Yinchuan, the capital of the Ningxia Hui Autonomous Region, is an often-overlooked city that is irrigated by the mighty Yellow River amidst the arid landscape of China's dry northwest.The thin Ningxia Hui Autonomous Region in China's stark northwest is surrounded byGansu in the south and Inner Mongolia tothe north. 20% of China's Hui Muslimminority lives in this region, giving Ningxiathe nickname "the Muslim Region." The Huiminority originated from the Silk Road,which brought Central Asian traders toChina during the Tang dynasty andsucceeding waves of migration enriched andenlarged this population.
Recently Yinchuan has been divided into three quarters linked by a 25km road, though locals refer to the city as if it's divided into two.
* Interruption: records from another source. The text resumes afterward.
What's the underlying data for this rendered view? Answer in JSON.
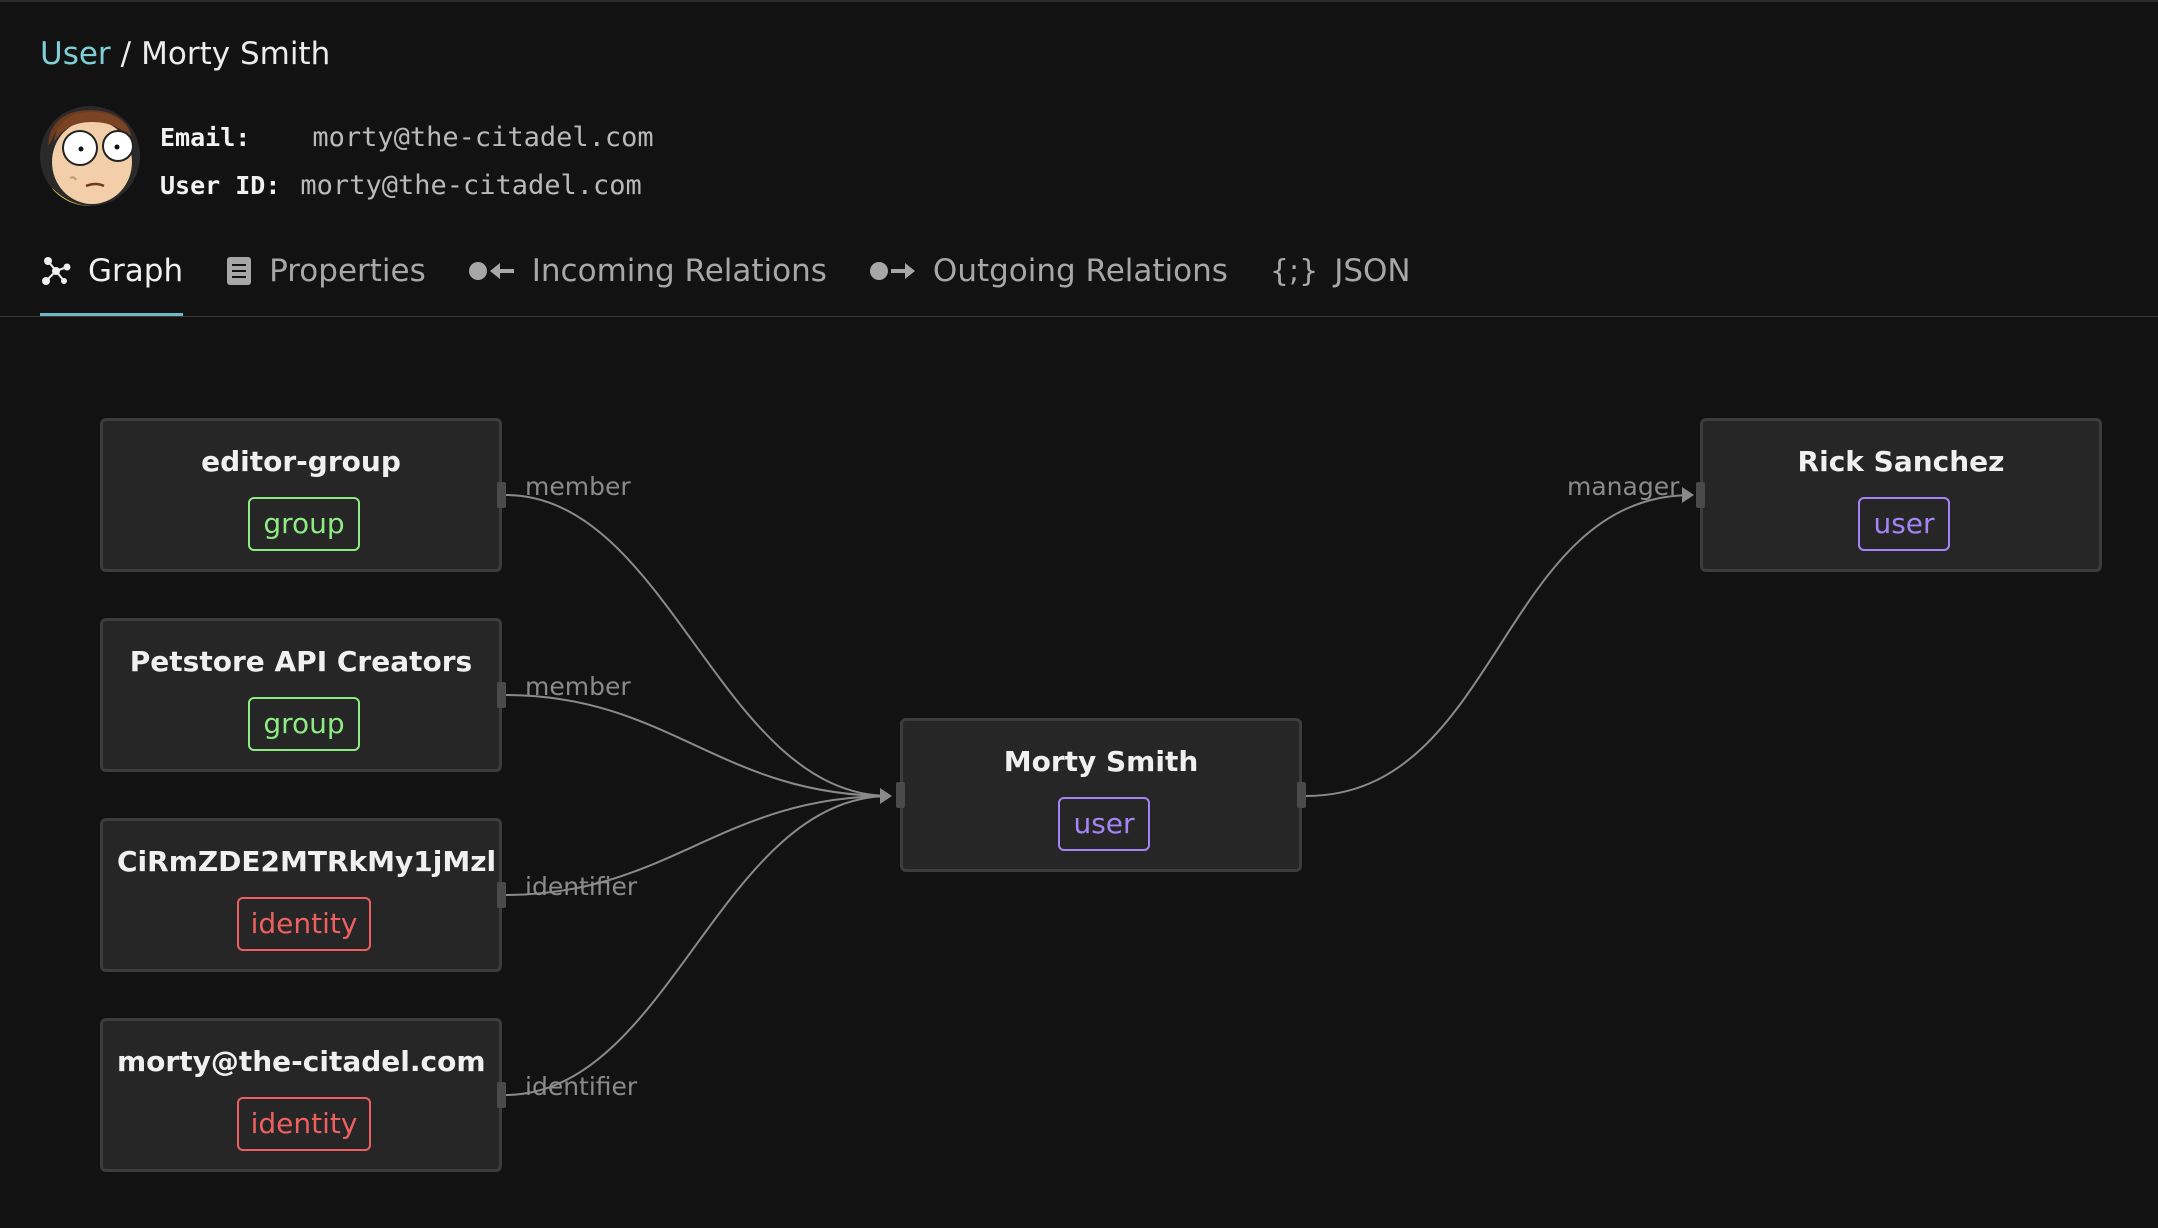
{
  "breadcrumb": {
    "parent": "User",
    "separator": "/",
    "current": "Morty Smith"
  },
  "profile": {
    "email_label": "Email:",
    "email_value": "morty@the-citadel.com",
    "userid_label": "User ID:",
    "userid_value": "morty@the-citadel.com"
  },
  "tabs": [
    {
      "label": "Graph",
      "icon": "graph-icon",
      "active": true
    },
    {
      "label": "Properties",
      "icon": "document-icon",
      "active": false
    },
    {
      "label": "Incoming Relations",
      "icon": "incoming-arrow-icon",
      "active": false
    },
    {
      "label": "Outgoing Relations",
      "icon": "outgoing-arrow-icon",
      "active": false
    },
    {
      "label": "JSON",
      "icon": "braces-icon",
      "active": false
    }
  ],
  "colors": {
    "group": "#8eea82",
    "user": "#a585f5",
    "identity": "#ee5f5f",
    "accent": "#7fcfd6"
  },
  "graph": {
    "nodes": {
      "editor_group": {
        "title": "editor-group",
        "type": "group"
      },
      "petstore": {
        "title": "Petstore API Creators",
        "type": "group"
      },
      "identity1": {
        "title": "CiRmZDE2MTRkMy1jMzl...",
        "type": "identity"
      },
      "identity2": {
        "title": "morty@the-citadel.com",
        "type": "identity"
      },
      "morty": {
        "title": "Morty Smith",
        "type": "user"
      },
      "rick": {
        "title": "Rick Sanchez",
        "type": "user"
      }
    },
    "edges": [
      {
        "from": "editor_group",
        "to": "morty",
        "label": "member"
      },
      {
        "from": "petstore",
        "to": "morty",
        "label": "member"
      },
      {
        "from": "identity1",
        "to": "morty",
        "label": "identifier"
      },
      {
        "from": "identity2",
        "to": "morty",
        "label": "identifier"
      },
      {
        "from": "morty",
        "to": "rick",
        "label": "manager"
      }
    ]
  }
}
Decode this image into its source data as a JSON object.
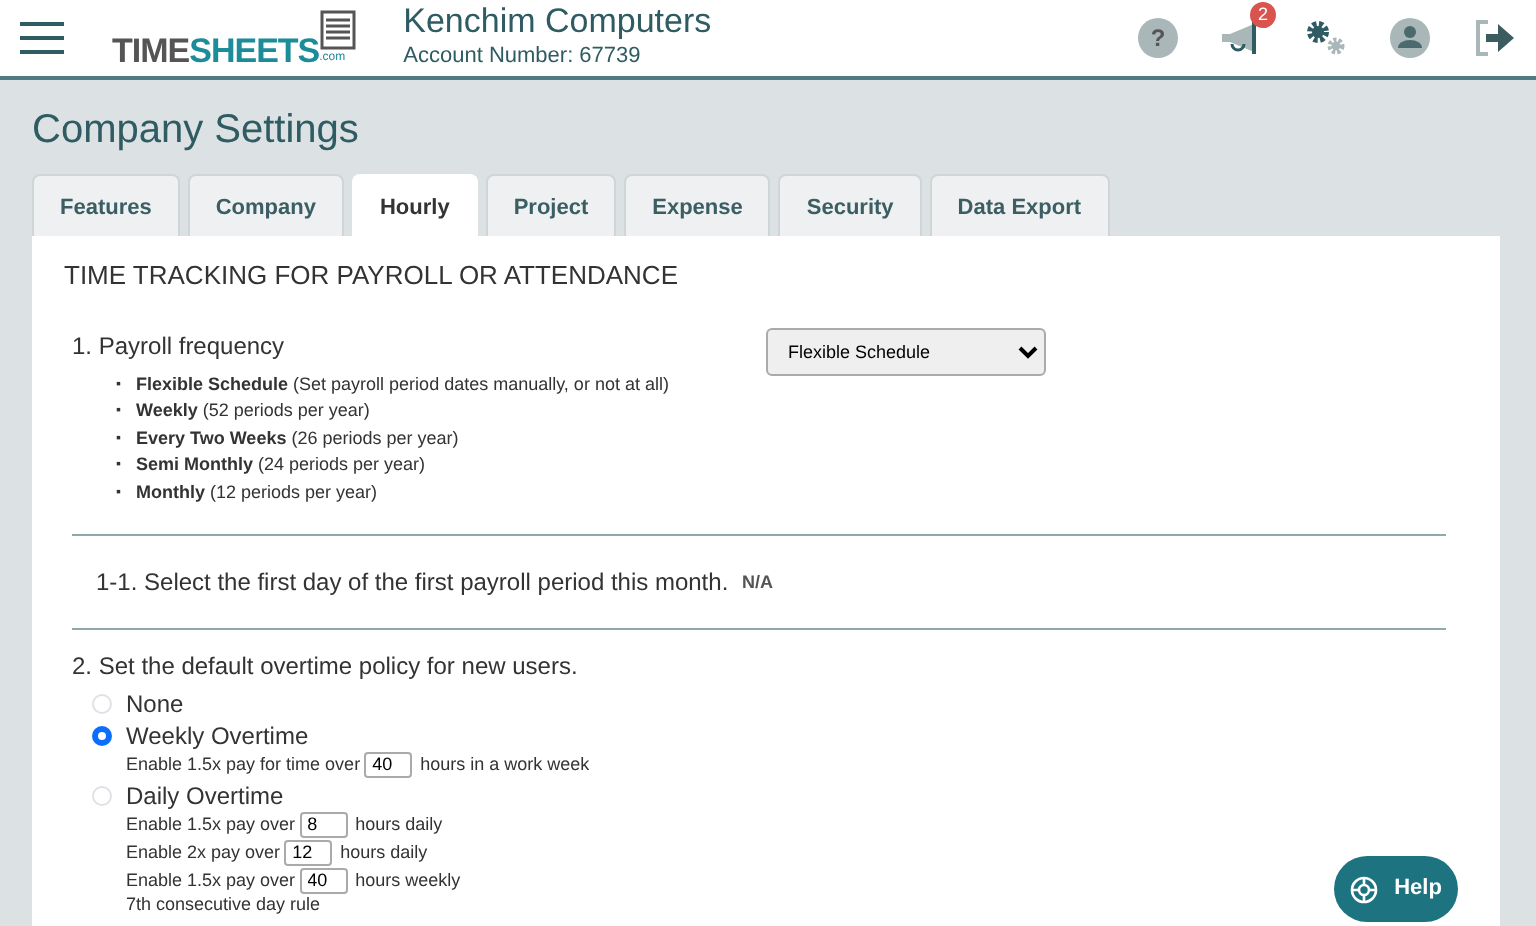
{
  "header": {
    "logo": {
      "dark": "TIME",
      "accent": "SHEETS",
      "suffix": ".com"
    },
    "company": "Kenchim Computers",
    "account": "Account Number: 67739",
    "notification_count": "2",
    "help_icon": "?"
  },
  "page_title": "Company Settings",
  "tabs": [
    {
      "label": "Features",
      "selected": false
    },
    {
      "label": "Company",
      "selected": false
    },
    {
      "label": "Hourly",
      "selected": true
    },
    {
      "label": "Project",
      "selected": false
    },
    {
      "label": "Expense",
      "selected": false
    },
    {
      "label": "Security",
      "selected": false
    },
    {
      "label": "Data Export",
      "selected": false
    }
  ],
  "panel": {
    "heading": "TIME TRACKING FOR PAYROLL OR ATTENDANCE",
    "payroll_frequency": {
      "label": "1. Payroll frequency",
      "bullet": "▪",
      "options": [
        "**Flexible Schedule** (Set payroll period dates manually, or not at all)",
        "**Weekly** (52 periods per year)",
        "**Every Two Weeks** (26 periods per year)",
        "**Semi Monthly** (24 periods per year)",
        "**Monthly** (12 periods per year)"
      ],
      "select_value": "Flexible Schedule"
    },
    "first_day": {
      "label": "1-1. Select the first day of the first payroll period this month.",
      "value": "N/A"
    },
    "overtime": {
      "label": "2. Set the default overtime policy for new users.",
      "options": [
        {
          "label": "None",
          "selected": false
        },
        {
          "label": "Weekly Overtime",
          "selected": true,
          "lines": [
            {
              "kind": "input",
              "before": "Enable 1.5x pay for time over",
              "value": "40",
              "after": "hours in a work week"
            }
          ]
        },
        {
          "label": "Daily Overtime",
          "selected": false,
          "lines": [
            {
              "kind": "input",
              "before": "Enable 1.5x pay over",
              "value": "8",
              "after": "hours daily"
            },
            {
              "kind": "input",
              "before": "Enable 2x pay over",
              "value": "12",
              "after": "hours daily"
            },
            {
              "kind": "input",
              "before": "Enable 1.5x pay over",
              "value": "40",
              "after": "hours weekly"
            },
            {
              "kind": "text",
              "text": "7th consecutive day rule"
            }
          ]
        }
      ]
    }
  },
  "help_button": "Help"
}
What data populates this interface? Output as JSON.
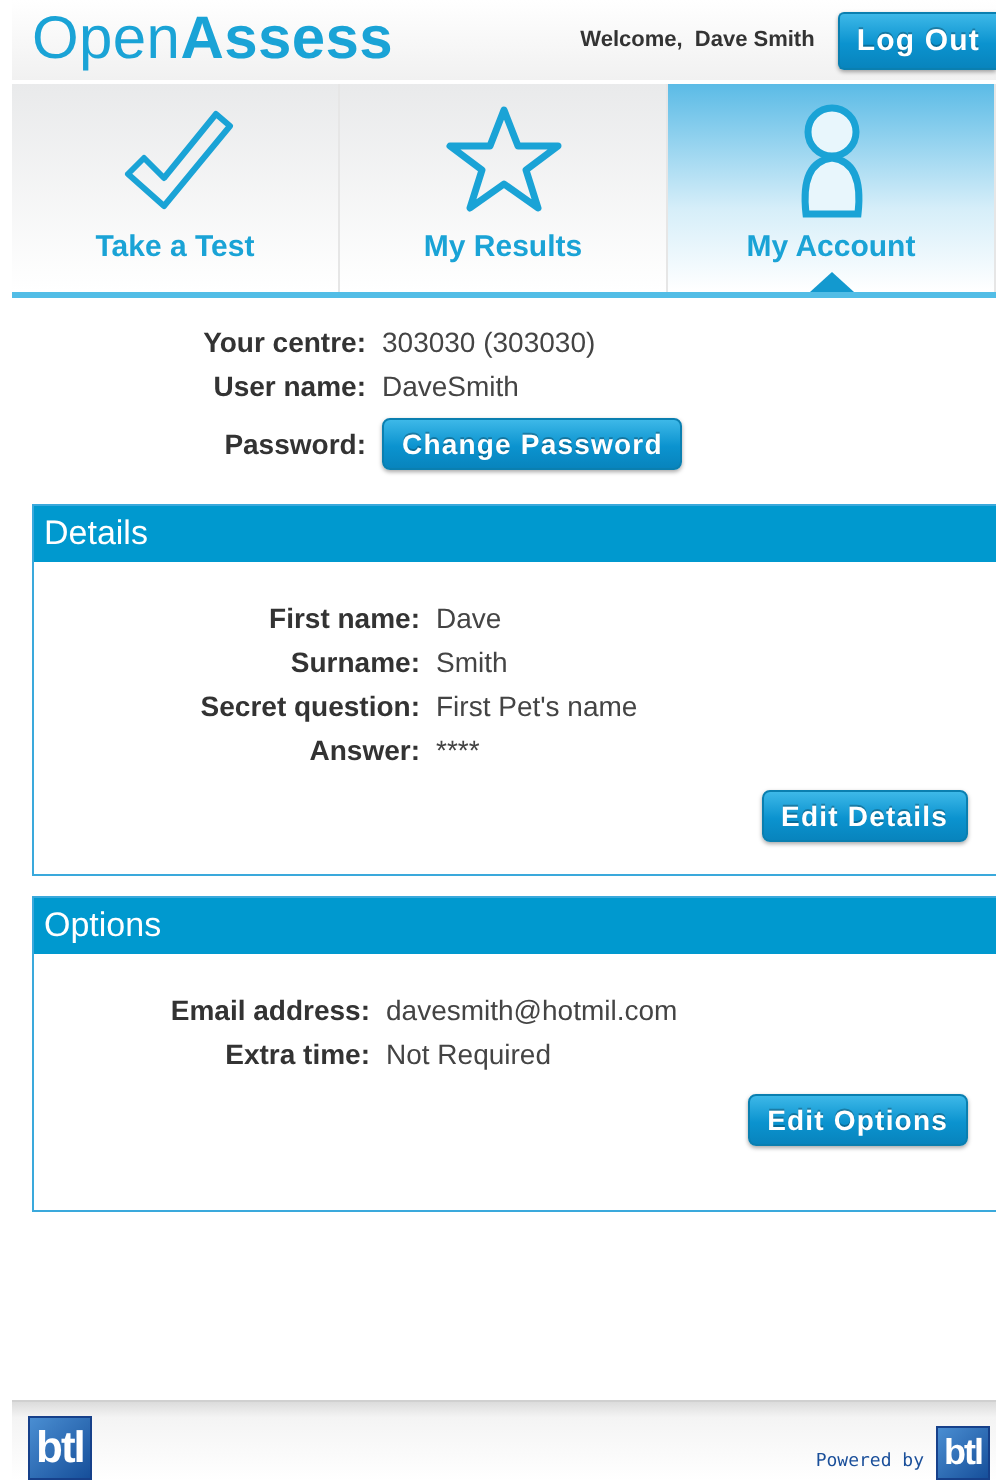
{
  "header": {
    "logo": "Open**Assess**",
    "welcome": "Welcome,  Dave Smith",
    "logout": "Log Out"
  },
  "tabs": [
    {
      "label": "Take a Test",
      "selected": false
    },
    {
      "label": "My Results",
      "selected": false
    },
    {
      "label": "My Account",
      "selected": true
    }
  ],
  "account": {
    "fields": [
      {
        "label": "Your centre:",
        "value": "303030 (303030)"
      },
      {
        "label": "User name:",
        "value": "DaveSmith"
      }
    ],
    "password": {
      "label": "Password:",
      "button": "Change Password"
    }
  },
  "panels": [
    {
      "title": "Details",
      "fields": [
        {
          "label": "First name:",
          "value": "Dave"
        },
        {
          "label": "Surname:",
          "value": "Smith"
        },
        {
          "label": "Secret question:",
          "value": "First Pet's name"
        },
        {
          "label": "Answer:",
          "value": "****"
        }
      ],
      "button": "Edit Details"
    },
    {
      "title": "Options",
      "fields": [
        {
          "label": "Email address:",
          "value": "davesmith@hotmil.com"
        },
        {
          "label": "Extra time:",
          "value": "Not Required"
        }
      ],
      "button": "Edit Options"
    }
  ],
  "footer": {
    "logo": "btl",
    "powered_by": "Powered by",
    "powered_logo": "btl"
  }
}
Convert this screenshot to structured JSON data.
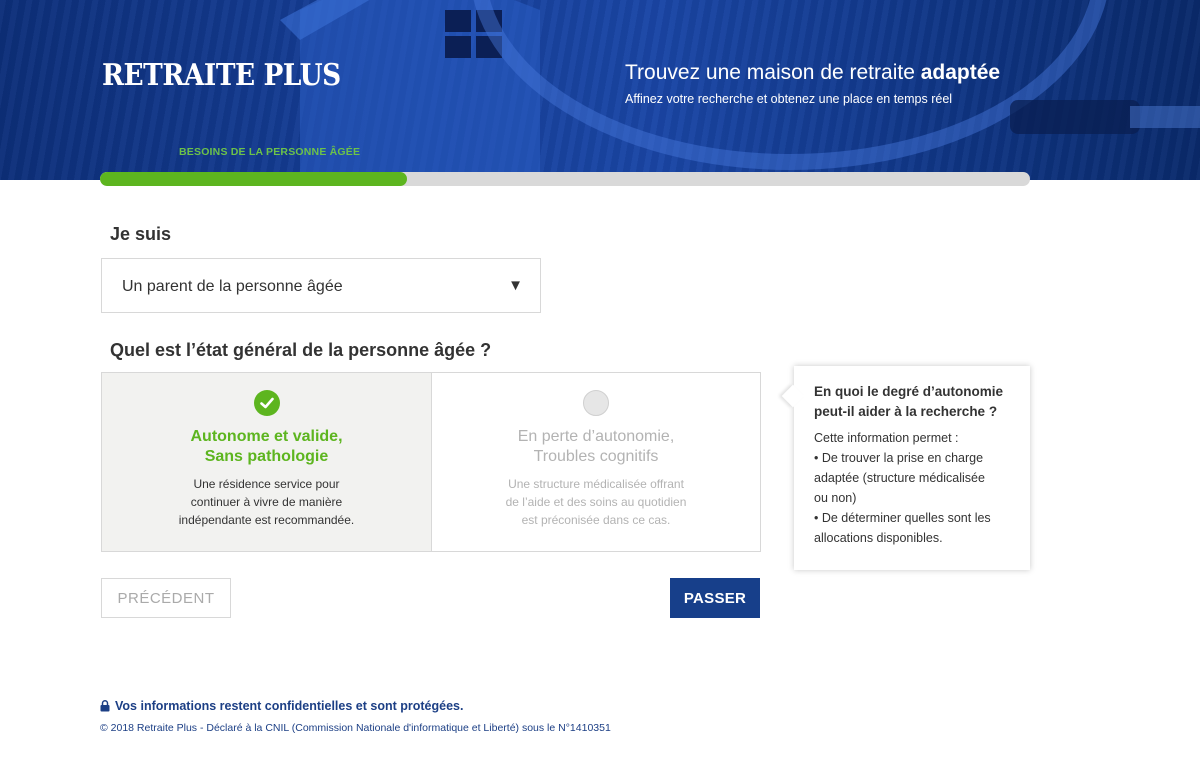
{
  "header": {
    "logo": "RETRAITE PLUS",
    "tagline_prefix": "Trouvez une maison de retraite ",
    "tagline_bold": "adaptée",
    "subtagline": "Affinez votre recherche et obtenez une place en temps réel",
    "step_label": "BESOINS DE LA PERSONNE ÂGÉE"
  },
  "progress": {
    "percent": 33,
    "color": "#5db51f"
  },
  "form": {
    "question1": "Je suis",
    "select_value": "Un parent de la personne âgée",
    "question2": "Quel est l’état général de la personne âgée ?",
    "options": [
      {
        "title_line1": "Autonome et valide,",
        "title_line2": "Sans pathologie",
        "desc": [
          "Une résidence service pour",
          "continuer à vivre de manière",
          "indépendante est recommandée."
        ],
        "selected": true
      },
      {
        "title_line1": "En perte d’autonomie,",
        "title_line2": "Troubles cognitifs",
        "desc": [
          "Une structure médicalisée offrant",
          "de l’aide et des soins au quotidien",
          "est préconisée dans ce cas."
        ],
        "selected": false
      }
    ],
    "prev_label": "PRÉCÉDENT",
    "next_label": "PASSER"
  },
  "tooltip": {
    "title_line1": "En quoi le degré d’autonomie",
    "title_line2": "peut-il aider à la recherche ?",
    "body": [
      "Cette information permet :",
      "• De trouver la prise en charge",
      "adaptée (structure médicalisée",
      "ou non)",
      "• De déterminer quelles sont les",
      "allocations disponibles."
    ]
  },
  "footer": {
    "secure_text": "Vos informations restent confidentielles et sont protégées.",
    "copyright": "© 2018 Retraite Plus - Déclaré à la CNIL (Commission Nationale d'informatique et Liberté) sous le N°1410351"
  },
  "colors": {
    "brand_blue": "#173f8a",
    "accent_green": "#5db51f",
    "footer_blue": "#1c3f85"
  },
  "icons": [
    "check-icon",
    "dropdown-arrow-icon",
    "lock-icon"
  ]
}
The western section is the new city while the eastern quarter is the old city. The new city is where the train station is located, but the majority of sights and hotels are located in the old city in the east. Though most people use Yinchuan as a transit point for further adventures into Inner Mongolia, the city has enough personality and interesting sights to hold its own.
Making up 28% of the city's population, the Hui influence throughout the city is obvious. Whether it's the Arabic domes of the city mosque rising above the low skyline or the smell of roasted lamb wafting through the market stalls, there's no mistake that Yinchuan's heritage is as much Central Asian as Chinese. The old city still manages to retain a sleepy pace with old men wearing their white skullcaps sporting long wispy beards sipping tea along the sides of the road.
The laidback city with its tree-lined streets, it's melding of Hui and Han ethnic culture belies the chaotic history of the region. Once a region of various feuding kingdoms offering nominal loyalty to the Tang then Song dynasties, the area came under the powerful rule of the Western Xia kingdom from AD 1032 to 1227. Lead by Li Yuanhao, an ethnic Turgut, he established the Western Xia as a regional power in the northwest that developed its own distinct writing and culture. Unfortunately Genghis Khan, who initially sought the kingdom as an ally, didn't take rejection with grace. To his chagrin, his attempts at invasion were repelled six times, with the final campaign proving fatal. He did survive long enough to give the final order to raze the kingdom.
Strolling through the pyramid-shaped tumuli at theWestern Xia Imperial Tombs. The tombs are eerie when there™s no one around and the wind begins to blow, sweeping sand around the desolate site.
Climbing Helan Shan for a spectacular view of the surrounding desert. The sand dunes, the eroded rock formations and the ancient petroglyphs all add to the beauty and historical significance of the area.